Shoot thinning is the first stage of canopy management in the growing season- not including pruning of course. Each year once the vines start to grow, they send out shoots from the buds that we laid down when pruning.
Shoots also push from the secondary buds within the main bud location. Grapevine buds are not singular, but rather made up of many buds within the one visible. This is an evolution at its finest, if the primary bud is damaged (or the shoot is destroyed by frost), one or both of the secondary buds will emerge to make sure that the vine lives on to produce more fruit and thus seeds, and by way of nature reproduce. However, sometimes they grow anyway, these are what we call doubles or triples, which refer to when we have 2 or 3 shoots growing from the one location on the cane.

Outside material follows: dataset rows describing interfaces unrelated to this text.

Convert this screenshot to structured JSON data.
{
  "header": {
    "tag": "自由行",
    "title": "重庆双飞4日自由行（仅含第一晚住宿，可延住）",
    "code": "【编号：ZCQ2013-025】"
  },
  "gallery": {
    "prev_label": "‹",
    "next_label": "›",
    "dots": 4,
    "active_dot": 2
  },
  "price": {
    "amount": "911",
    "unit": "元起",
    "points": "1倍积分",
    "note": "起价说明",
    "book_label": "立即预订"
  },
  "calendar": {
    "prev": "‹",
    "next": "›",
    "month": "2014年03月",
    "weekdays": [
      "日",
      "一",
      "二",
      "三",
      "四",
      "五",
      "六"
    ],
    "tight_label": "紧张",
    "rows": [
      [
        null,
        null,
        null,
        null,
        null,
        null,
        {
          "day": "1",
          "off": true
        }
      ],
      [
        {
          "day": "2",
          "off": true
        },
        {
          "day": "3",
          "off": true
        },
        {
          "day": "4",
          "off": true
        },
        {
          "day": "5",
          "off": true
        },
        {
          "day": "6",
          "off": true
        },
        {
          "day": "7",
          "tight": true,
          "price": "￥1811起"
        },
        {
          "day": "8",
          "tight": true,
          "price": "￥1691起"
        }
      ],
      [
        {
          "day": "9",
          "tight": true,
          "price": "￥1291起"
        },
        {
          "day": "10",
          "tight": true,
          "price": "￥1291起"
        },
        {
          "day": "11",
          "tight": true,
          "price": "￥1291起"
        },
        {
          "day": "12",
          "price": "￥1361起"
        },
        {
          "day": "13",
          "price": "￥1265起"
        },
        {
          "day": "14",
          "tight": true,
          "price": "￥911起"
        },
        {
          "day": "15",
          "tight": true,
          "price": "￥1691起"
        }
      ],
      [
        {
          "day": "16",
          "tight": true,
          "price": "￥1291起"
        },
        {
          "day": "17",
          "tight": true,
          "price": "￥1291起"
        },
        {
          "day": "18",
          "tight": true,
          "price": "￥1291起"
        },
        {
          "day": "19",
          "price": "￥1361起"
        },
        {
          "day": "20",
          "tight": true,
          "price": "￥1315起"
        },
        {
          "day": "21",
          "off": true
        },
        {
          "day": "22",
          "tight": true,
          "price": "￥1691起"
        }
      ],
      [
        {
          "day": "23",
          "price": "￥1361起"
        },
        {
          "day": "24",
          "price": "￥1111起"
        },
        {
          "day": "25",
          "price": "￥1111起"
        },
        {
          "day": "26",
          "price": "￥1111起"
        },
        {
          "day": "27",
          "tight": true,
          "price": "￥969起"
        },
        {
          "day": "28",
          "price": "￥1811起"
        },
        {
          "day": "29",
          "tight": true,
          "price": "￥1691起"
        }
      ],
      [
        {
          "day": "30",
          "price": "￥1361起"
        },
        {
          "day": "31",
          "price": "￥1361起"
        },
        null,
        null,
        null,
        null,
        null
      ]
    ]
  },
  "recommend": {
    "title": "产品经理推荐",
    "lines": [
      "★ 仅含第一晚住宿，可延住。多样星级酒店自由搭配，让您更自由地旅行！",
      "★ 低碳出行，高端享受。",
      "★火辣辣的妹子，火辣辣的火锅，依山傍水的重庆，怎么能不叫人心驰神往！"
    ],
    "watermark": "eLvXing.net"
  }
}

This is where shoot thinning comes in – we knock off the extra growth in order to concentrate the vines energy into the remaining shoot. More shoots on a vine equal more leaves, and more fruit. This is what we don’t want- vines that are over cropped with a dense canopy of leaves have more disease pressure, and less fruit character in the final wine.
The goal is to end up with a nice open canopy so that each cane is ready to carry one or two bunches and each vine has an ideal setup for bloom and fruitset with plenty of sunlight interception into the canopy. Bring on the rest of Summer!
Cameron Roucher – Vineyard Manager